══ Source data ══

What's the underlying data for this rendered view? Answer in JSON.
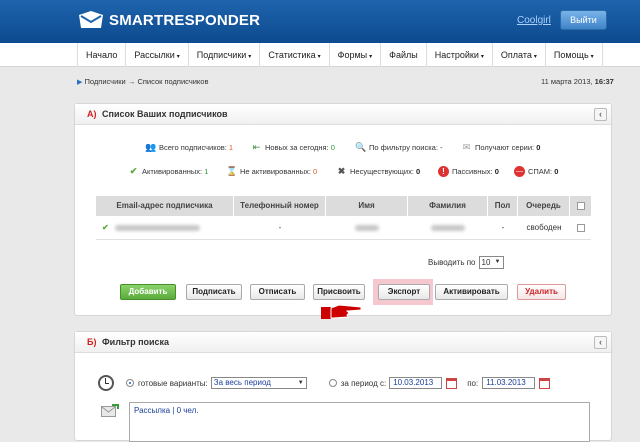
{
  "brand": {
    "name": "SMARTRESPONDER"
  },
  "user": {
    "name": "Coolgirl",
    "logout_label": "Выйти"
  },
  "nav": {
    "items": [
      {
        "label": "Начало",
        "dropdown": false
      },
      {
        "label": "Рассылки",
        "dropdown": true
      },
      {
        "label": "Подписчики",
        "dropdown": true
      },
      {
        "label": "Статистика",
        "dropdown": true
      },
      {
        "label": "Формы",
        "dropdown": true
      },
      {
        "label": "Файлы",
        "dropdown": false
      },
      {
        "label": "Настройки",
        "dropdown": true
      },
      {
        "label": "Оплата",
        "dropdown": true
      },
      {
        "label": "Помощь",
        "dropdown": true
      }
    ],
    "arrow": "▾"
  },
  "breadcrumb": {
    "parent": "Подписчики",
    "sep": "→",
    "current": "Список подписчиков"
  },
  "date": {
    "day": "11 марта 2013,",
    "time": "16:37"
  },
  "panel_a": {
    "letter": "А)",
    "title": "Список Ваших подписчиков",
    "stats_row1": [
      {
        "label": "Всего подписчиков:",
        "value": "1",
        "icon": "people-icon"
      },
      {
        "label": "Новых за сегодня:",
        "value": "0",
        "icon": "new-arrow-icon"
      },
      {
        "label": "По фильтру поиска:",
        "value": "-",
        "icon": "search-icon"
      },
      {
        "label": "Получают серии:",
        "value": "0",
        "icon": "envelope-icon"
      }
    ],
    "stats_row2": [
      {
        "label": "Активированных:",
        "value": "1",
        "icon": "check-icon"
      },
      {
        "label": "Не активированных:",
        "value": "0",
        "icon": "hourglass-icon"
      },
      {
        "label": "Несуществующих:",
        "value": "0",
        "icon": "cross-icon"
      },
      {
        "label": "Пассивных:",
        "value": "0",
        "icon": "alert-icon"
      },
      {
        "label": "СПАМ:",
        "value": "0",
        "icon": "stop-icon"
      }
    ],
    "table": {
      "columns": [
        "Email-адрес подписчика",
        "Телефонный номер",
        "Имя",
        "Фамилия",
        "Пол",
        "Очередь"
      ],
      "rows": [
        {
          "email": "",
          "phone": "-",
          "name": "",
          "surname": "",
          "gender": "-",
          "queue": "свободен"
        }
      ]
    },
    "per_page": {
      "label": "Выводить по",
      "value": "10"
    },
    "buttons": {
      "add": "Добавить",
      "subscribe": "Подписать",
      "unsubscribe": "Отписать",
      "assign": "Присвоить",
      "export": "Экспорт",
      "activate": "Активировать",
      "delete": "Удалить"
    }
  },
  "panel_b": {
    "letter": "Б)",
    "title": "Фильтр поиска",
    "preset_label": "готовые варианты:",
    "preset_value": "За весь период",
    "period_label": "за период с:",
    "date_from": "10.03.2013",
    "to_label": "по:",
    "date_to": "11.03.2013",
    "list_item": "Рассылка | 0 чел."
  },
  "colors": {
    "header": "#1e64ad",
    "accent_red": "#d02020",
    "highlight": "#f5c8d0"
  }
}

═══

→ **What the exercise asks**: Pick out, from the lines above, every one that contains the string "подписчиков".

→ **Output for this task**:
    "current": "Список подписчиков"
    "title": "Список Ваших подписчиков",
        "label": "Всего подписчиков:",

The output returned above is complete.